On Kol Nidre, our rather brilliant rabbi asked: "Why do so many of our young people feel disenfranchised from Israel and what can we do about it?"
Five years ago, a poll in the United States revealed that more than 40 per cent of non-Orthodox Jews under the age of 35 felt little or no allegiance to the Jewish state. Since then, that number has grown exponentially.
I was brought up in a household where the need for the state of Israel was a given. My Aunty Joy made aliyah and married an artist who was an Auschwitz survivor. In 1948, the two of them helped found one of the country's early kibbutzim. The struggles that followed were part of our family folklore. This tiny country, voted into existence by a marginal UN ballot, (ostensibly through global guilt at complicity in the Holocaust), faced destruction from day one.

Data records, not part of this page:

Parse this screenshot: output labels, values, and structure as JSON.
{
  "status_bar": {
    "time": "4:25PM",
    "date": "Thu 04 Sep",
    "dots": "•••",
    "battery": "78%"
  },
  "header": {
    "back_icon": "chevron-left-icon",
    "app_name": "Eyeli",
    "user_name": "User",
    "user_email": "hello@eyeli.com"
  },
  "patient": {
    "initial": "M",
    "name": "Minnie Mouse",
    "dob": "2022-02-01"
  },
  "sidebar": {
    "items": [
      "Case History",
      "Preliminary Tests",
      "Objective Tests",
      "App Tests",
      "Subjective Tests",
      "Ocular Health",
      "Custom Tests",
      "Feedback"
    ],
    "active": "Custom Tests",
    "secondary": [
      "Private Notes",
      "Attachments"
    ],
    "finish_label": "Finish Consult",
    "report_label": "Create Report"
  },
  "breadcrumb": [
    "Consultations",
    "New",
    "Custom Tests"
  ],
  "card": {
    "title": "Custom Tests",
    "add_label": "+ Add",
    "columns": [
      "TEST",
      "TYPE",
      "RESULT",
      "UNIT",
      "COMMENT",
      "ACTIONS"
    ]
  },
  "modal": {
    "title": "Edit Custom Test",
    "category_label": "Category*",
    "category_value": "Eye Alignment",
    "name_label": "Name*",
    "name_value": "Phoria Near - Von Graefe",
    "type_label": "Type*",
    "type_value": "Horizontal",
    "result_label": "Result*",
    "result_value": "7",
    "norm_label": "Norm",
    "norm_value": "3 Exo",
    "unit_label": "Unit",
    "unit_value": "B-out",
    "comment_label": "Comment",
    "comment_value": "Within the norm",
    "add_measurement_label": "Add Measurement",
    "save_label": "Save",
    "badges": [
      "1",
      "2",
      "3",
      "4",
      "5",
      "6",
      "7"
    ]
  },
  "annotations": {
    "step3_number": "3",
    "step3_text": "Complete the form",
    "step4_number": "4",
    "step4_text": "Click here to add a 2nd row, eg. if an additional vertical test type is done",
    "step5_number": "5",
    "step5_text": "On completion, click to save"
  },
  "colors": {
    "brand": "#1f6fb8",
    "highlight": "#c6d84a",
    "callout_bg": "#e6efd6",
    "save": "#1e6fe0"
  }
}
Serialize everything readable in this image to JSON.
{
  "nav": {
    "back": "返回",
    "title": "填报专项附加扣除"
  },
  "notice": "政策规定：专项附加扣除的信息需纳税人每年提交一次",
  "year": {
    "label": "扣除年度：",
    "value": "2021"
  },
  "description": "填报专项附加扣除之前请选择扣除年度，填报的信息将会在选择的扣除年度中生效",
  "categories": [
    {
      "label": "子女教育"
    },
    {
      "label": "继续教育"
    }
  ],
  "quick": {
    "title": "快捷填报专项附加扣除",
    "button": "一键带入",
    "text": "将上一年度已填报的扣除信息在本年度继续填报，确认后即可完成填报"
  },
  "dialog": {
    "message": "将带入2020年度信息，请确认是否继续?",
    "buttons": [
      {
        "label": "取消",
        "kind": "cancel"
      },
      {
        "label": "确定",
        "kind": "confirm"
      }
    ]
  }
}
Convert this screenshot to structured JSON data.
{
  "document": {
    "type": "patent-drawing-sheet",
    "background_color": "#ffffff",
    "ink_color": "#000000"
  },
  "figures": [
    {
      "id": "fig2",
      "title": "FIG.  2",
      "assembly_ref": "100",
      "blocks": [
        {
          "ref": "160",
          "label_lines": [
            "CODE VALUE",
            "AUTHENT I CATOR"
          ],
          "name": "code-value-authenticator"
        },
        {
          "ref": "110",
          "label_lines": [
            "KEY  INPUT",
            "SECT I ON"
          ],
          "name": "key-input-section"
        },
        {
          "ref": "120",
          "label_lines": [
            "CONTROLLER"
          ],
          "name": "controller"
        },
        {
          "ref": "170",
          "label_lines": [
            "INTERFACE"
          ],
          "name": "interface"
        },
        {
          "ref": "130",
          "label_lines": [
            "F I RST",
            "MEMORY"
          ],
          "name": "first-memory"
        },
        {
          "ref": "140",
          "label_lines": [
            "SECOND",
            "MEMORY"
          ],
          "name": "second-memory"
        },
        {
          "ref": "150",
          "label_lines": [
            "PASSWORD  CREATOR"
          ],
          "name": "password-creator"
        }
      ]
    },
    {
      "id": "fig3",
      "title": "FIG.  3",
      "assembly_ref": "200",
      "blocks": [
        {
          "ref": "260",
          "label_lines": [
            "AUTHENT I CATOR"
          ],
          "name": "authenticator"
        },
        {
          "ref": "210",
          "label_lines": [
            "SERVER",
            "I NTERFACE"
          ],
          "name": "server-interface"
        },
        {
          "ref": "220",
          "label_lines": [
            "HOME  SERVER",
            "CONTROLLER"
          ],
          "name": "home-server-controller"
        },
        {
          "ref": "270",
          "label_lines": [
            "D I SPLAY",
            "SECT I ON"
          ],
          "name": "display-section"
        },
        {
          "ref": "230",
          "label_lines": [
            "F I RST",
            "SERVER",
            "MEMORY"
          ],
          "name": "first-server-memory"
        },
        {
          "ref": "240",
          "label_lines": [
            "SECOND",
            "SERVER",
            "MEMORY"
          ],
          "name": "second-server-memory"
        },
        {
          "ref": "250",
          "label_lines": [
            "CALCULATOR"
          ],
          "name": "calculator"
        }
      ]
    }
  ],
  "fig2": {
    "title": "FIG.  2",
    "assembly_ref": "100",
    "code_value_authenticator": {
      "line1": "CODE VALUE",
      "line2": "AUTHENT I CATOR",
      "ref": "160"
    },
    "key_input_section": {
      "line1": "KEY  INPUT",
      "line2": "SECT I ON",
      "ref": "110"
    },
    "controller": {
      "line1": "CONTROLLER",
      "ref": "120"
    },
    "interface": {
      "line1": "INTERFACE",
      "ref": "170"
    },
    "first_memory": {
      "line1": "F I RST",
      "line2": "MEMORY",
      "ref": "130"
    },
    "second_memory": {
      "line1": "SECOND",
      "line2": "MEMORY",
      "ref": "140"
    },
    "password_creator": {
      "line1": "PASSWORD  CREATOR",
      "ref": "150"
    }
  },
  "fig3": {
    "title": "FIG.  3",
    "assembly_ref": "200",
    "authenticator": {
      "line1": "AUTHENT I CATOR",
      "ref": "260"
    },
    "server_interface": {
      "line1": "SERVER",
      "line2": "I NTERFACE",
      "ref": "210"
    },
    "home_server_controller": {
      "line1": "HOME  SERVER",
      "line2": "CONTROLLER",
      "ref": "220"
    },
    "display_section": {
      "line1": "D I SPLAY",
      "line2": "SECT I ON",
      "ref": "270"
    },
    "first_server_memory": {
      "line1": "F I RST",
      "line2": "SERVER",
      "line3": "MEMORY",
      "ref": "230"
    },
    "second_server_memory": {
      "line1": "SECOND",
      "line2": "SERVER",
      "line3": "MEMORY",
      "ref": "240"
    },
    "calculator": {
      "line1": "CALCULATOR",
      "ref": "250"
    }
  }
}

The surrounding countries were hostile and warmongering. The European arrivals swapped pen and paintbrush for hoe and shovel to toil the arid land but soon found themselves holding guns and grenades to defend themselves. The War of Independence, Six-Day War, Yom Kippur War. "The struggle for survival." This was what my peer group grew up with from family and Jewish youth movements. Need and respect for the Jewish homeland without too many questions asked about the Palestinians or a peace plan. Israel was our miracle country, defending us from persecution, and we showed outward familial allegiance at all times, no matter what misgivings we might have harboured.
Many of the generation below mine resolutely refuse to identify as Zionists, having been bombarded with negative press for years. Zionist flag-waving doesn't hold the power it once did.
The small David taking on the might of the Arab Goliath is ancient history to them. They see an aggressive global power, not a desert blooming. And many young Jews feel nothing either way for the Land of Milk and Honey.
We need to re-engage them. They may not always like Israel's politics but we need to tell them new stories to instil pride in their youthful breasts. A Jewish kid may not be easily able to by a Jaffa orange in the supermarket now, but chances are the app he downloaded on his smartphone came from Israel, the TV programme his sister religiously Sky Pluses originated there and the electric car his parents want was developed by Israelis. There are more hi-tech start-ups per head in Israel than anywhere else. There are the medical breakthroughs and the music, and the art and architecture. This is the modern, pioneering Israel that can grab a generation of go-getters.
There are certainly questions that should be asked. Israel is far from perfect. But the younger generation can be critical and still engage with Israel's non-political side. It it is the country where anything can happen, if you have the sense of adventure and some guts. And, please God, one day, with enough goodwill spread over both sides of the divide, even peace will be harvested in that glorious desert.